> **WHAT TO PRODUCE**:
Below are the records; locate each line with the word "title" and copy it.

> **EXTRACTED INFORMATION**:
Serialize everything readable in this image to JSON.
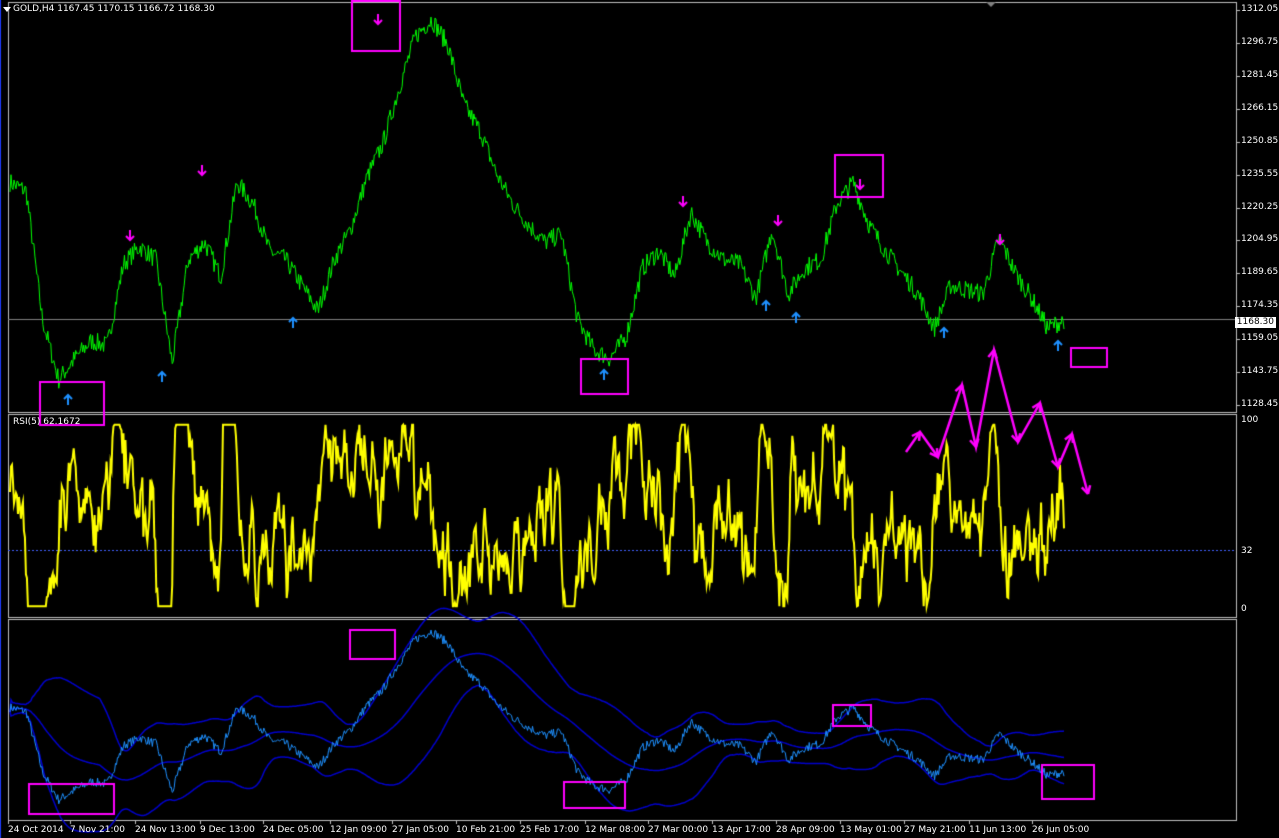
{
  "header": {
    "symbol": "GOLD,H4",
    "ohlc": "1167.45 1170.15 1166.72 1168.30"
  },
  "price_axis": [
    "1312.05",
    "1296.75",
    "1281.45",
    "1266.15",
    "1250.85",
    "1235.55",
    "1220.25",
    "1204.95",
    "1189.65",
    "1174.35",
    "1159.05",
    "1143.75",
    "1128.45"
  ],
  "current_price": "1168.30",
  "rsi": {
    "header": "RSI(5) 62.1672",
    "levels": [
      "100",
      "32",
      "0"
    ],
    "level_value": 32
  },
  "time_axis": [
    "24 Oct 2014",
    "7 Nov 21:00",
    "24 Nov 13:00",
    "9 Dec 13:00",
    "24 Dec 05:00",
    "12 Jan 09:00",
    "27 Jan 05:00",
    "10 Feb 21:00",
    "25 Feb 17:00",
    "12 Mar 08:00",
    "27 Mar 00:00",
    "13 Apr 17:00",
    "28 Apr 09:00",
    "13 May 01:00",
    "27 May 21:00",
    "11 Jun 13:00",
    "26 Jun 05:00"
  ],
  "colors": {
    "price": "#00ff00",
    "rsi": "#ffff00",
    "bottom_line": "#1e90ff",
    "bands": "#0000cd",
    "markers_up": "#1e90ff",
    "markers_down": "#ff00ff",
    "annotation": "#ff00ff",
    "grid": "#c0c0c0"
  },
  "chart_data": {
    "type": "line",
    "price_keypoints": [
      [
        "24 Oct 2014",
        1232
      ],
      [
        "28 Oct",
        1228
      ],
      [
        "1 Nov",
        1168
      ],
      [
        "4 Nov",
        1140
      ],
      [
        "7 Nov",
        1150
      ],
      [
        "10 Nov",
        1158
      ],
      [
        "12 Nov",
        1156
      ],
      [
        "14 Nov",
        1194
      ],
      [
        "18 Nov",
        1202
      ],
      [
        "21 Nov",
        1196
      ],
      [
        "24 Nov",
        1148
      ],
      [
        "26 Nov",
        1196
      ],
      [
        "30 Nov",
        1204
      ],
      [
        "3 Dec",
        1188
      ],
      [
        "5 Dec",
        1232
      ],
      [
        "9 Dec",
        1222
      ],
      [
        "12 Dec",
        1200
      ],
      [
        "16 Dec",
        1196
      ],
      [
        "20 Dec",
        1184
      ],
      [
        "24 Dec",
        1172
      ],
      [
        "29 Dec",
        1196
      ],
      [
        "3 Jan",
        1210
      ],
      [
        "8 Jan",
        1234
      ],
      [
        "12 Jan",
        1250
      ],
      [
        "16 Jan",
        1276
      ],
      [
        "20 Jan",
        1300
      ],
      [
        "22 Jan",
        1308
      ],
      [
        "27 Jan",
        1296
      ],
      [
        "1 Feb",
        1268
      ],
      [
        "5 Feb",
        1256
      ],
      [
        "10 Feb",
        1236
      ],
      [
        "15 Feb",
        1222
      ],
      [
        "20 Feb",
        1212
      ],
      [
        "25 Feb",
        1204
      ],
      [
        "1 Mar",
        1208
      ],
      [
        "6 Mar",
        1168
      ],
      [
        "10 Mar",
        1154
      ],
      [
        "14 Mar",
        1150
      ],
      [
        "17 Mar",
        1160
      ],
      [
        "22 Mar",
        1192
      ],
      [
        "27 Mar",
        1200
      ],
      [
        "31 Mar",
        1188
      ],
      [
        "4 Apr",
        1218
      ],
      [
        "8 Apr",
        1204
      ],
      [
        "13 Apr",
        1196
      ],
      [
        "18 Apr",
        1194
      ],
      [
        "22 Apr",
        1178
      ],
      [
        "25 Apr",
        1210
      ],
      [
        "28 Apr",
        1180
      ],
      [
        "3 May",
        1192
      ],
      [
        "8 May",
        1196
      ],
      [
        "13 May",
        1222
      ],
      [
        "16 May",
        1232
      ],
      [
        "20 May",
        1212
      ],
      [
        "24 May",
        1200
      ],
      [
        "27 May",
        1190
      ],
      [
        "1 Jun",
        1180
      ],
      [
        "4 Jun",
        1164
      ],
      [
        "7 Jun",
        1184
      ],
      [
        "11 Jun",
        1182
      ],
      [
        "15 Jun",
        1180
      ],
      [
        "18 Jun",
        1206
      ],
      [
        "22 Jun",
        1190
      ],
      [
        "26 Jun",
        1178
      ],
      [
        "30 Jun",
        1164
      ],
      [
        "2 Jul",
        1168
      ]
    ],
    "up_markers": [
      1143.75,
      1150,
      1172,
      1150,
      1176,
      1174,
      1166,
      1160
    ],
    "down_markers": [
      1308,
      1206,
      1222,
      1232,
      1214,
      1228,
      1206
    ]
  }
}
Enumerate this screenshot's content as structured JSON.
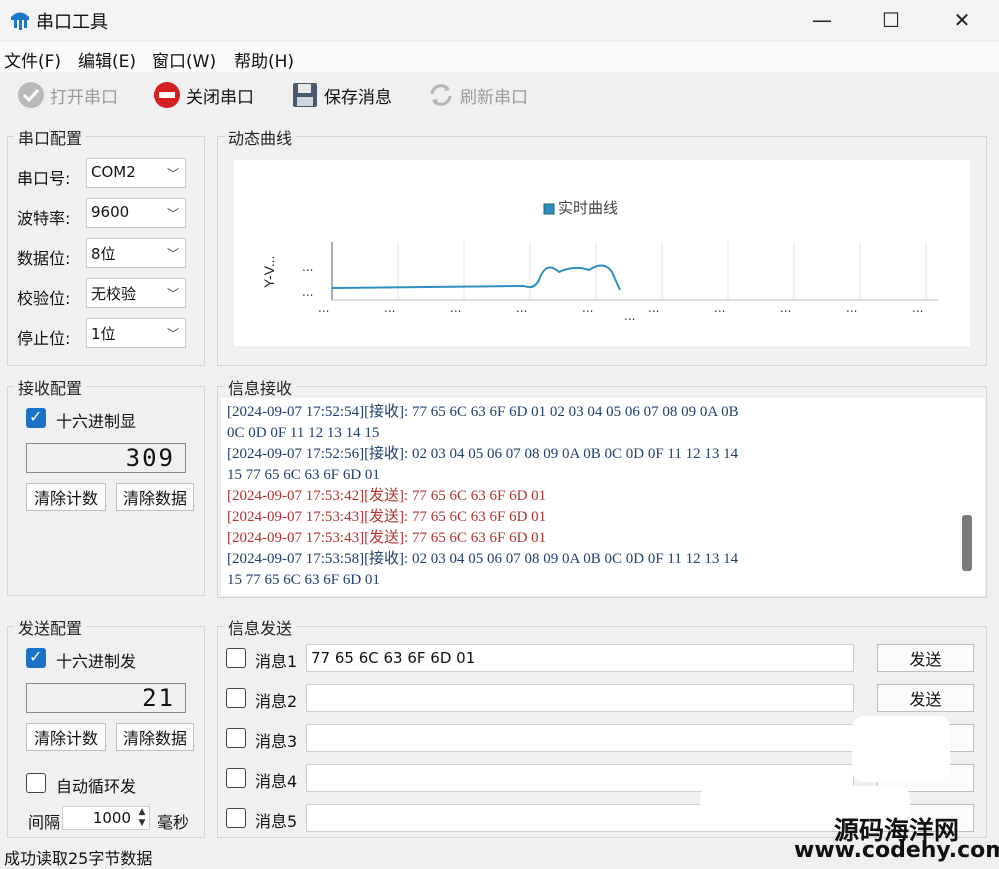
{
  "window": {
    "title": "串口工具",
    "min": "—",
    "max": "☐",
    "close": "✕"
  },
  "menu": [
    "文件(F)",
    "编辑(E)",
    "窗口(W)",
    "帮助(H)"
  ],
  "toolbar": {
    "open": "打开串口",
    "close": "关闭串口",
    "save": "保存消息",
    "refresh": "刷新串口"
  },
  "serial": {
    "title": "串口配置",
    "port_label": "串口号:",
    "port_value": "COM2",
    "baud_label": "波特率:",
    "baud_value": "9600",
    "data_label": "数据位:",
    "data_value": "8位",
    "parity_label": "校验位:",
    "parity_value": "无校验",
    "stop_label": "停止位:",
    "stop_value": "1位"
  },
  "chart": {
    "title": "动态曲线",
    "legend": "实时曲线",
    "ylabel": "Y-V...",
    "ytick": "...",
    "xtick": "...",
    "xlabel": "...",
    "color": "#2e8fc0"
  },
  "receive_cfg": {
    "title": "接收配置",
    "hex_label": "十六进制显",
    "count": "309",
    "clear_count": "清除计数",
    "clear_data": "清除数据"
  },
  "receive_log": {
    "title": "信息接收",
    "lines": [
      {
        "type": "recv",
        "text": "[2024-09-07 17:52:54][接收]: 77 65 6C 63 6F 6D 01 02 03 04 05 06 07 08 09 0A 0B"
      },
      {
        "type": "recv",
        "text": "0C 0D 0F 11 12 13 14 15"
      },
      {
        "type": "recv",
        "text": "[2024-09-07 17:52:56][接收]: 02 03 04 05 06 07 08 09 0A 0B 0C 0D 0F 11 12 13 14"
      },
      {
        "type": "recv",
        "text": "15 77 65 6C 63 6F 6D 01"
      },
      {
        "type": "send",
        "text": "[2024-09-07 17:53:42][发送]: 77 65 6C 63 6F 6D 01"
      },
      {
        "type": "send",
        "text": "[2024-09-07 17:53:43][发送]: 77 65 6C 63 6F 6D 01"
      },
      {
        "type": "send",
        "text": "[2024-09-07 17:53:43][发送]: 77 65 6C 63 6F 6D 01"
      },
      {
        "type": "recv",
        "text": "[2024-09-07 17:53:58][接收]: 02 03 04 05 06 07 08 09 0A 0B 0C 0D 0F 11 12 13 14"
      },
      {
        "type": "recv",
        "text": "15 77 65 6C 63 6F 6D 01"
      }
    ]
  },
  "send_cfg": {
    "title": "发送配置",
    "hex_label": "十六进制发",
    "count": "21",
    "clear_count": "清除计数",
    "clear_data": "清除数据",
    "auto_label": "自动循环发",
    "interval_label": "间隔",
    "interval_value": "1000",
    "unit": "毫秒"
  },
  "send_msgs": {
    "title": "信息发送",
    "send_label": "发送",
    "items": [
      {
        "label": "消息1",
        "value": "77 65 6C 63 6F 6D 01"
      },
      {
        "label": "消息2",
        "value": ""
      },
      {
        "label": "消息3",
        "value": ""
      },
      {
        "label": "消息4",
        "value": ""
      },
      {
        "label": "消息5",
        "value": ""
      }
    ]
  },
  "status": "成功读取25字节数据",
  "watermark": {
    "line1": "源码海洋网",
    "line2": "www.codehy.com"
  }
}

> **RESPONSE BOX**:
    "title": "串口工具",
    "title": "串口配置",
    "title": "动态曲线",
    "title": "接收配置",
    "title": "信息接收",
    "title": "发送配置",
    "title": "信息发送",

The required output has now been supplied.